Among the records that follow, count the lines where "structure" appears, and state the count by itself.

——————

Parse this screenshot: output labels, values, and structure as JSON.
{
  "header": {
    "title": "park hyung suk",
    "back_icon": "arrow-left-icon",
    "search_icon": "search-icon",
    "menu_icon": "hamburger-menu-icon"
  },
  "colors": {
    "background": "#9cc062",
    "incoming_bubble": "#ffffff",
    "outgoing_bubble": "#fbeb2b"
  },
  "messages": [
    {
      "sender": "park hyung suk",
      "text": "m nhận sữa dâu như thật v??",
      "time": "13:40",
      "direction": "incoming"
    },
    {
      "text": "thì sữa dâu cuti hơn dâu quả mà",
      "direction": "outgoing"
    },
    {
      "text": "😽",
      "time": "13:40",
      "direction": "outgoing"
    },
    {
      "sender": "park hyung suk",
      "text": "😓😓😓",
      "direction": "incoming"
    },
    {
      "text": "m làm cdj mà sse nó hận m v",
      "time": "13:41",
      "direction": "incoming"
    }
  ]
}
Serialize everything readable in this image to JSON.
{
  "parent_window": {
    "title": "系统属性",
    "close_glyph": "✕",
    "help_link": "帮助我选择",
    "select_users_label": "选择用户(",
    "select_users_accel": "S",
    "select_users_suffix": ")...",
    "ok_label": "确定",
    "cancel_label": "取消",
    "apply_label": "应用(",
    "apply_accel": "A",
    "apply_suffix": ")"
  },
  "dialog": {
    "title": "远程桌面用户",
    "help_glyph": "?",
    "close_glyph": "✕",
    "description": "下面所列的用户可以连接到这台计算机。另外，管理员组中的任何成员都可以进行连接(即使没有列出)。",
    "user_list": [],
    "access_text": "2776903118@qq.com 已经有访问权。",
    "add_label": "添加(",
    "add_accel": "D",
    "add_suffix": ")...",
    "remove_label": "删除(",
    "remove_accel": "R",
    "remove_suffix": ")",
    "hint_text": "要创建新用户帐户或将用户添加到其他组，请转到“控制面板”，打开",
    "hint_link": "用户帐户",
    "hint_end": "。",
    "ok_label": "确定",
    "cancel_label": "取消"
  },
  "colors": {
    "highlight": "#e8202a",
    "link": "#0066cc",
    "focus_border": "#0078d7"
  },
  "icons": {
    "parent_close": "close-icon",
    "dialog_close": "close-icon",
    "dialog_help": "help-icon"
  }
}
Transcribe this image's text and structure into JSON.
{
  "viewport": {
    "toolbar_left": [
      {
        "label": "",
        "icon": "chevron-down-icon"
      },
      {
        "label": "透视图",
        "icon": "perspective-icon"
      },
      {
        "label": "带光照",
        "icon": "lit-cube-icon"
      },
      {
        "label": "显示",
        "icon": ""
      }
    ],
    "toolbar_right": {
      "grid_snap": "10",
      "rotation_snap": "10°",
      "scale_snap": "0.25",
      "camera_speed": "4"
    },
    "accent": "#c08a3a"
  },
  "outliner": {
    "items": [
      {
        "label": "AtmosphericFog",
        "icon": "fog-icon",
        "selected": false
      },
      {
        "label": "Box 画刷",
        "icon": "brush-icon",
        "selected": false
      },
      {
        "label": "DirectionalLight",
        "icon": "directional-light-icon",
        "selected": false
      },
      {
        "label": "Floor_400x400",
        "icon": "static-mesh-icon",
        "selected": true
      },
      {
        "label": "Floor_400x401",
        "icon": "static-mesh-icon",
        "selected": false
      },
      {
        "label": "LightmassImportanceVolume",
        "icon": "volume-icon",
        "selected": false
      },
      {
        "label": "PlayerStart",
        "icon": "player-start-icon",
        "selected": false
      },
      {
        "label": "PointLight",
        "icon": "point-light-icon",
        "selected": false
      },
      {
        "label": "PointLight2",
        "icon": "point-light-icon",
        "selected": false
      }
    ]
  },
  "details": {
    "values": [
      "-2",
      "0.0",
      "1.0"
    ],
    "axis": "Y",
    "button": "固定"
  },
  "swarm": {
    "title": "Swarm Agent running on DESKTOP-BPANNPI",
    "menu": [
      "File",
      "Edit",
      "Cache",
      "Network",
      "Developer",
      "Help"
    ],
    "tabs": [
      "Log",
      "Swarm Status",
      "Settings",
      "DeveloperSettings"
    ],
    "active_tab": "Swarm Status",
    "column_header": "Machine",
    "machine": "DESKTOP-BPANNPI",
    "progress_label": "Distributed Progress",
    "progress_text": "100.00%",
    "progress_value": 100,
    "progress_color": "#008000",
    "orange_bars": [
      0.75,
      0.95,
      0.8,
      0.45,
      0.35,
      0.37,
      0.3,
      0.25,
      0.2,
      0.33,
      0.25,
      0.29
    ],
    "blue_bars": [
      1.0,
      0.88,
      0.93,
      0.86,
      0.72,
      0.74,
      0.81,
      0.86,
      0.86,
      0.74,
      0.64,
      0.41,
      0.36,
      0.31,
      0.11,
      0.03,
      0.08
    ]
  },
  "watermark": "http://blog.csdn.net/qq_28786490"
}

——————

== Written solution ==
2